Joanna: I've used some material. Your standard blue circle builders concrete which we've got here. Then also the Jesmonite - I should say polymer - concrete which is very refined and will pick up high definition detail.
One of the things that I'm going on to, which I won't speak about because it's in gestation, is to make very small handheld pieces of terrazzo. That's like a conglomerate. So the aggregate will be very special and they'll probably be quite pebble like - that you could put in your pocket; maybe become a wearable artwork. Very intimate pieces for people to hold, which might come from some waste material that somebody owns? I don't know. Anyway, ideas… ideas…
John: You've reminded me of a heads up which I mean to give. I’m very grateful to, and excited by, all the museums and galleries reopening in Edinburgh. The City Arts Centre, here in Edinburgh, and Edinburgh’s museums and galleries are to be congratulated for a wonderful pair of exhibitions. And there's a bit of a link to today - Patrick Geddes was known for collaborating with the most extraordinary artists of his time. We will be able to dip into the archive held by the university, thanks to Fran Baseby and colleagues, to look at those relationships in more detail.
A great big thank you to Murdo McDonald, who really has led, in many ways, the research into those artistic relationships and the product of those relationships. And Edinburgh museums and galleries at City Arts Centre are showing George Mackie, who was a colleague and and collaborator with Patrick Geddes at the time. In the same building, Ian Hamilton Finlay - I'm mentioning him because of the term ‘concrete poetry’ which is essentially any object that uses words at its most basic form. He was also a sculptor and did use concrete to mould some wonderful works of concrete poetry. So a double meaning to the concrete poetry there. There's a beautiful exhibition by Ian Hamilton Finlay in the same building.
It's so wonderful that after this time of being deprived of our culture in many ways in galleries and museums (due to Covid), they're opening up again and a big thank you to Edinburgh museums and galleries.
It’s been a real pleasure to speak with you again and to share some of our thinking and your guidance. (In)visible Cities, your own work, we hope to revisit that through the next two to three years as we travel around Scotland and reach out to European centres, through the course of Concrete Designs To Thrive. Joanna, thank you very much.
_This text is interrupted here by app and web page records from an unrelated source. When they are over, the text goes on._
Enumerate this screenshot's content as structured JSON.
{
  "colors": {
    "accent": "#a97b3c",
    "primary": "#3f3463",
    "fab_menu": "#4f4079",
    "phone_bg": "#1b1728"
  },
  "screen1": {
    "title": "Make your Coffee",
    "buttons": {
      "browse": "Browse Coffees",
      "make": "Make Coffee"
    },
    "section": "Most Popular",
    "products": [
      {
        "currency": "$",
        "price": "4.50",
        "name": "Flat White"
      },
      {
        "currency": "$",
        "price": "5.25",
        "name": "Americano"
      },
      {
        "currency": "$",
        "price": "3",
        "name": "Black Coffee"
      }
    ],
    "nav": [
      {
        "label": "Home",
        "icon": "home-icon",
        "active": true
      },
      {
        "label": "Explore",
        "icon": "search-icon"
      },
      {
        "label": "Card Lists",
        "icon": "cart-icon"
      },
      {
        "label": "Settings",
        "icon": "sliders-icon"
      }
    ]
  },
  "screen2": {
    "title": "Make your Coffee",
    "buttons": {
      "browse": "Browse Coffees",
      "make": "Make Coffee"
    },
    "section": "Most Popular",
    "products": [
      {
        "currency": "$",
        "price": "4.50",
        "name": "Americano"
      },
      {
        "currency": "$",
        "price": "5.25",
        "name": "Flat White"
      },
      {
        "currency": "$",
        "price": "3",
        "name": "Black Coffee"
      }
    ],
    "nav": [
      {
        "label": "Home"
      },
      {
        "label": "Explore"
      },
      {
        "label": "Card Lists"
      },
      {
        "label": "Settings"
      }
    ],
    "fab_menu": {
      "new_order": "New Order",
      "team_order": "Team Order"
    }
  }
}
Thanks very much and for joining us this lunch time. We’re going to take a break over the weekend. Next week we're going to have a look at some more themes in our Walk By Design in Edinburgh. We hope to see you next Tuesday at six o'clock.